Milius' other theme involved trumpeting of the virtues of the Second Amendment and the fairly obvious national security implications inherent in taking away our guns. This is pretty meaningless today, since Americans have been hoarding firearms at a rate greater than any time in our history. In that respect, maybe making North Korea the enemy makes sense; not only have they become the default global whipping boys since the fall of Qaddafi and Saddam Hussein Obama, but they're probably the only country batshit enough to invade a country that only needs a giant "Trespassers will be shot, survivors will be shot again" sign on its border.
This new batch of kids are both more and less resilient than their 1984 counterparts. On one hand, they accept the reality of a hostile invasion rather easily. Must be all those Call of Duty marathons. On the other, it isn't enough that sneering Kim Jong-holes have seized the Pacific Northwest, now Jed and Matt - whom were introduced to as he single-handedly loses a game for his football team - have some mommy issues to get through at the same time. Sorry guys, is this massive and unprecedented foreign invasion getting in the way of your "me" time? Man the fuck up.
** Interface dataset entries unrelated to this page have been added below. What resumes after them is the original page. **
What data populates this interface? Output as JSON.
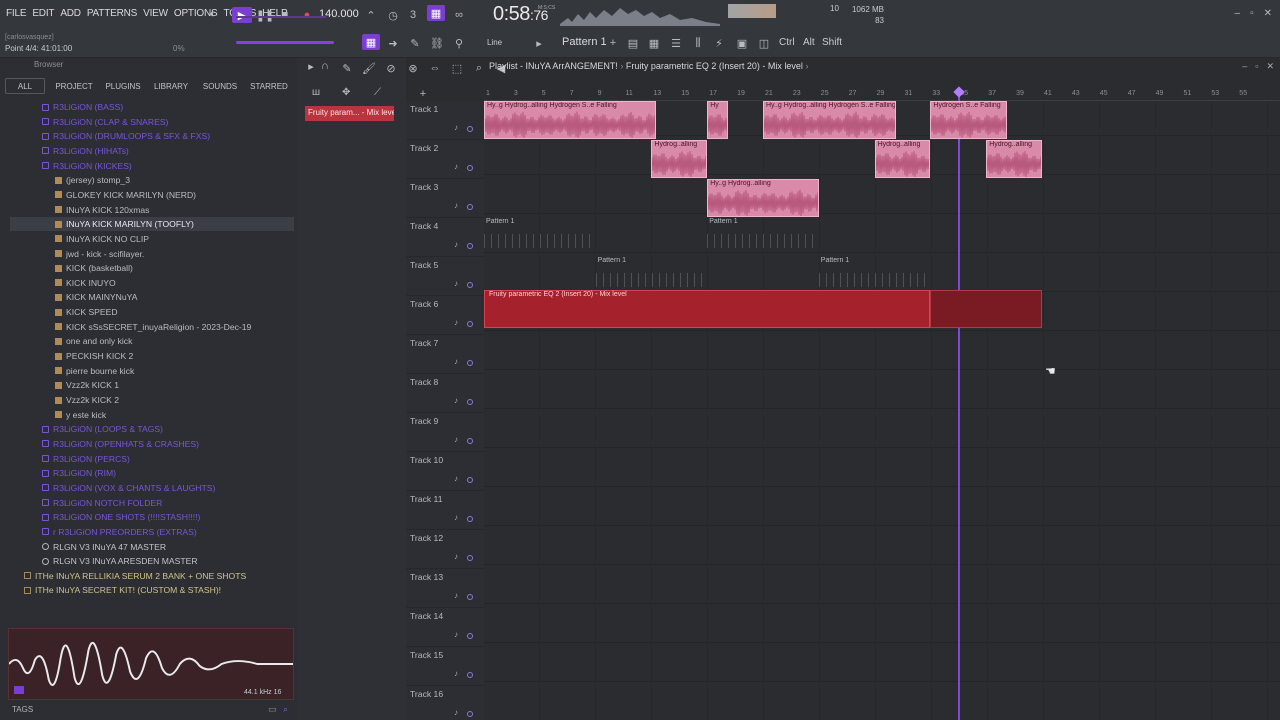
{
  "menu": [
    "FILE",
    "EDIT",
    "ADD",
    "PATTERNS",
    "VIEW",
    "OPTIONS",
    "TOOLS",
    "HELP"
  ],
  "hint": {
    "user": "[carlosvasquez]",
    "position": "Point 4/4: 41:01:00",
    "percent": "0%"
  },
  "transport": {
    "tempo": "140.000",
    "time": "0:58",
    "time_frac": ":76",
    "time_unit": "M:S:CS"
  },
  "stats": {
    "cpu": "10",
    "mem": "1062 MB",
    "mem2": "83"
  },
  "pattern": {
    "selected": "Pattern 1",
    "snap": "Line",
    "keys": [
      "Ctrl",
      "Alt",
      "Shift"
    ]
  },
  "browser": {
    "title": "Browser",
    "tabs": [
      "ALL",
      "PROJECT",
      "PLUGINS",
      "LIBRARY",
      "SOUNDS",
      "STARRED"
    ],
    "tree": [
      {
        "t": "folder",
        "label": "R3LiGiON (BASS)",
        "indent": 0
      },
      {
        "t": "folder",
        "label": "R3LiGiON (CLAP & SNARES)",
        "indent": 0
      },
      {
        "t": "folder",
        "label": "R3LiGiON (DRUMLOOPS & SFX & FXS)",
        "indent": 0
      },
      {
        "t": "folder",
        "label": "R3LiGiON (HIHATs)",
        "indent": 0
      },
      {
        "t": "folder",
        "label": "R3LiGiON (KICKES)",
        "indent": 0
      },
      {
        "t": "file",
        "label": "(jersey) stomp_3",
        "indent": 1
      },
      {
        "t": "file",
        "label": "GLOKEY KICK MARILYN (NERD)",
        "indent": 1
      },
      {
        "t": "file",
        "label": "INuYA KICK 120xmas",
        "indent": 1
      },
      {
        "t": "sel",
        "label": "INuYA KICK MARILYN (TOOFLY)",
        "indent": 1
      },
      {
        "t": "file",
        "label": "INuYA KICK NO CLIP",
        "indent": 1
      },
      {
        "t": "file",
        "label": "jwd - kick - scifilayer.",
        "indent": 1
      },
      {
        "t": "file",
        "label": "KICK (basketball)",
        "indent": 1
      },
      {
        "t": "file",
        "label": "KICK INUYO",
        "indent": 1
      },
      {
        "t": "file",
        "label": "KICK MAINYNuYA",
        "indent": 1
      },
      {
        "t": "file",
        "label": "KICK SPEED",
        "indent": 1
      },
      {
        "t": "file",
        "label": "KICK sSsSECRET_inuyaReligion - 2023-Dec-19",
        "indent": 1
      },
      {
        "t": "file",
        "label": "one and only kick",
        "indent": 1
      },
      {
        "t": "file",
        "label": "PECKISH KICK 2",
        "indent": 1
      },
      {
        "t": "file",
        "label": "pierre bourne kick",
        "indent": 1
      },
      {
        "t": "file",
        "label": "Vzz2k KICK 1",
        "indent": 1
      },
      {
        "t": "file",
        "label": "Vzz2k KICK 2",
        "indent": 1
      },
      {
        "t": "file",
        "label": "y este kick",
        "indent": 1
      },
      {
        "t": "folder",
        "label": "R3LiGiON (LOOPS & TAGS)",
        "indent": 0
      },
      {
        "t": "folder",
        "label": "R3LiGiON (OPENHATS & CRASHES)",
        "indent": 0
      },
      {
        "t": "folder",
        "label": "R3LiGiON (PERCS)",
        "indent": 0
      },
      {
        "t": "folder",
        "label": "R3LiGiON (RIM)",
        "indent": 0
      },
      {
        "t": "folder",
        "label": "R3LiGiON (VOX & CHANTS & LAUGHTS)",
        "indent": 0
      },
      {
        "t": "folder",
        "label": "R3LiGiON NOTCH FOLDER",
        "indent": 0
      },
      {
        "t": "folder",
        "label": "R3LiGiON ONE SHOTS (!!!!STASH!!!!)",
        "indent": 0
      },
      {
        "t": "folder",
        "label": "r R3LiGiON PREORDERS (EXTRAS)",
        "indent": 0
      },
      {
        "t": "master",
        "label": "RLGN V3 INuYA 47 MASTER",
        "indent": 0
      },
      {
        "t": "master",
        "label": "RLGN V3 INuYA ARESDEN MASTER",
        "indent": 0
      },
      {
        "t": "pack",
        "label": "ITHe INuYA RELLIKIA SERUM 2 BANK + ONE SHOTS",
        "indent": -1
      },
      {
        "t": "pack",
        "label": "ITHe INuYA SECRET KIT! (CUSTOM & STASH)!",
        "indent": -1
      }
    ],
    "preview_info": "44.1 kHz 16",
    "tags": "TAGS"
  },
  "fx_chip": "Fruity param... - Mix level",
  "playlist": {
    "title": "Playlist - INuYA ArrANGEMENT!",
    "sep": "›",
    "subtitle": "Fruity parametric EQ 2 (Insert 20) - Mix level",
    "ruler": [
      "1",
      "3",
      "5",
      "7",
      "9",
      "11",
      "13",
      "15",
      "17",
      "19",
      "21",
      "23",
      "25",
      "27",
      "29",
      "31",
      "33",
      "35",
      "37",
      "39",
      "41",
      "43",
      "45",
      "47",
      "49",
      "51",
      "53",
      "55"
    ],
    "tracks": [
      "Track 1",
      "Track 2",
      "Track 3",
      "Track 4",
      "Track 5",
      "Track 6",
      "Track 7",
      "Track 8",
      "Track 9",
      "Track 10",
      "Track 11",
      "Track 12",
      "Track 13",
      "Track 14",
      "Track 15",
      "Track 16"
    ],
    "audio_clips": [
      {
        "track": 0,
        "start": 1,
        "end": 13.3,
        "label": "Hy..g  Hydrog..alling  Hydrogen S..e Falling"
      },
      {
        "track": 0,
        "start": 17,
        "end": 18.5,
        "label": "Hy"
      },
      {
        "track": 0,
        "start": 21,
        "end": 30.5,
        "label": "Hy..g  Hydrog..alling  Hydrogen S..e Falling"
      },
      {
        "track": 0,
        "start": 33,
        "end": 38.5,
        "label": "Hydrogen S..e Falling"
      },
      {
        "track": 1,
        "start": 13,
        "end": 17,
        "label": "Hydrog..alling"
      },
      {
        "track": 1,
        "start": 29,
        "end": 33,
        "label": "Hydrog..alling"
      },
      {
        "track": 1,
        "start": 37,
        "end": 41,
        "label": "Hydrog..alling"
      },
      {
        "track": 2,
        "start": 17,
        "end": 25,
        "label": "Hy..g  Hydrog..alling"
      }
    ],
    "pattern_clips": [
      {
        "track": 3,
        "start": 1,
        "end": 9,
        "label": "Pattern 1"
      },
      {
        "track": 3,
        "start": 17,
        "end": 25,
        "label": "Pattern 1"
      },
      {
        "track": 4,
        "start": 9,
        "end": 17,
        "label": "Pattern 1"
      },
      {
        "track": 4,
        "start": 25,
        "end": 33,
        "label": "Pattern 1"
      }
    ],
    "automation": {
      "track": 5,
      "start": 1,
      "end": 33,
      "tail_end": 41,
      "label": "Fruity parametric EQ 2 (Insert 20) - Mix level"
    },
    "playhead_bar": 35
  }
}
So they hide out, then hiding becomes monotonous, so they train.
Jed must have been some sort of platoon commander back in the USMC, because in a remarkably short period they're sabotaging enemy installations and freeing patriotic Americans from certain execution. And that big truck of C-4 they happen upon doesn't hurt either.
Even though this was shot a couple years before Thor and The Avengers, Hemsworth clenches his jaw like a guy who just had a premonition about starring in one of the biggest superhero movies of all time and wondering what the hell he's doing here. And Palicki, well, I'll always love Friday Night Lights.
Josh Peck portrays Matt as such a hopeless emo asshole you can't help but think the rest of the party wished he hadn't survived the initial invasion (and there are at least two occasions where no jury would have convicted Jed for fragging him). Josh "Peeta Mellark" Hutcherson plays Robert, the C. Thomas Howell role from the original. This Robert, however, never goes full-bore psycho. Speaking of that, aside from the brotherly conflict (and the laughably abortive romantic interludes involving Jed and Toni), there's hardly any mental anguish. The Wolverines are a group of generic teens who -- while in the midst of a guerilla campaign against invading forces -- never show signs of sickness, poor hygiene, or even the need to shave. At least Matt's girlfriend has the decency to get some split ends (she doesn't do much else).
Beyond that, everyone adjusts just fine. No one talks about how their hate "keeping them warm," there's no hidden traitor (the one who ultimately compromises their position does it by accident), though not everyone comes through unscathed. I'll just say this: if you're a minority and you want to survive an enemy occupation, your last name better be "Cruise."
And did I mention Jeffrey Dean Morgan is in this? No? Well, he is.
Red Dawn is in theaters today. When the real invasion comes, we'll be too busy tweeting pithy rejoinders to defend ourselves.
Keep the Houston Press Free... Since we started the Houston Press, it has been defined as the free, independent voice of Houston, and we would like to keep it that way. Offering our readers free access to incisive coverage of local news, food and culture. Producing stories on everything from political scandals to the hottest new bands, with gutsy reporting, stylish writing, and staffers who've won everything from the Society of Professional Journalists' Sigma Delta Chi feature-writing award to the Casey Medal for Meritorious Journalism. But with local journalism's existence under siege and advertising revenue setbacks having a larger impact, it is important now more than ever for us to rally support behind funding our local journalism. You can help by participating in our "I Support" membership program, allowing us to keep covering Houston with no paywalls.